WEDNESDAY, Nov. 28, 2018 (HealthDay News) -- For very old adults, higher protein intake is associated with better disability trajectories, according to a study published online Nov. 1 in the Journal of the American Geriatrics Society.
Nuno Mendonça, R.D., Ph.D., from Newcastle University in the United Kingdom, and colleagues examined whether protein intake is associated with better disability trajectories in 722 community-dwelling older adults aged 85 years at baseline. Two 24-hour multiple-pass recalls were used to estimate protein intake. Disability was assessed as difficulty performing 17 activities of daily living.
The researchers identified four distinct disability trajectories: constant very low (AT1), mild (AT2), moderate, and severe (AT4). In models adjusted for selected covariates, each unit increase in protein per kilogram of adjusted body weight per day (aBW/d) was correlated with greater odds of AT1 and AT2 than AT4 (odds ratios, 7.97 and 3.28, respectively) during five years. Participants with protein intake of at least 1 g/kg aBW/d were more likely to be in AT1 or AT2 than AT4 (odds ratios, 3.65 and 2.12, respectively).

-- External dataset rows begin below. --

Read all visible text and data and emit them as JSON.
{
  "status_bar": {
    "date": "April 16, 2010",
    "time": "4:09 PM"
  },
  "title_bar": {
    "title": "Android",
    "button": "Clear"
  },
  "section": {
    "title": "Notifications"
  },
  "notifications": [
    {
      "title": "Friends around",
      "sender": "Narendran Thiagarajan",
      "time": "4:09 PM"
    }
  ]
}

"The results support the consensus statements that protein intake in older adults should approximate 1.0 to 1.2 g/kg BW/d, which is within the acceptable macronutrient distribution range," the authors write.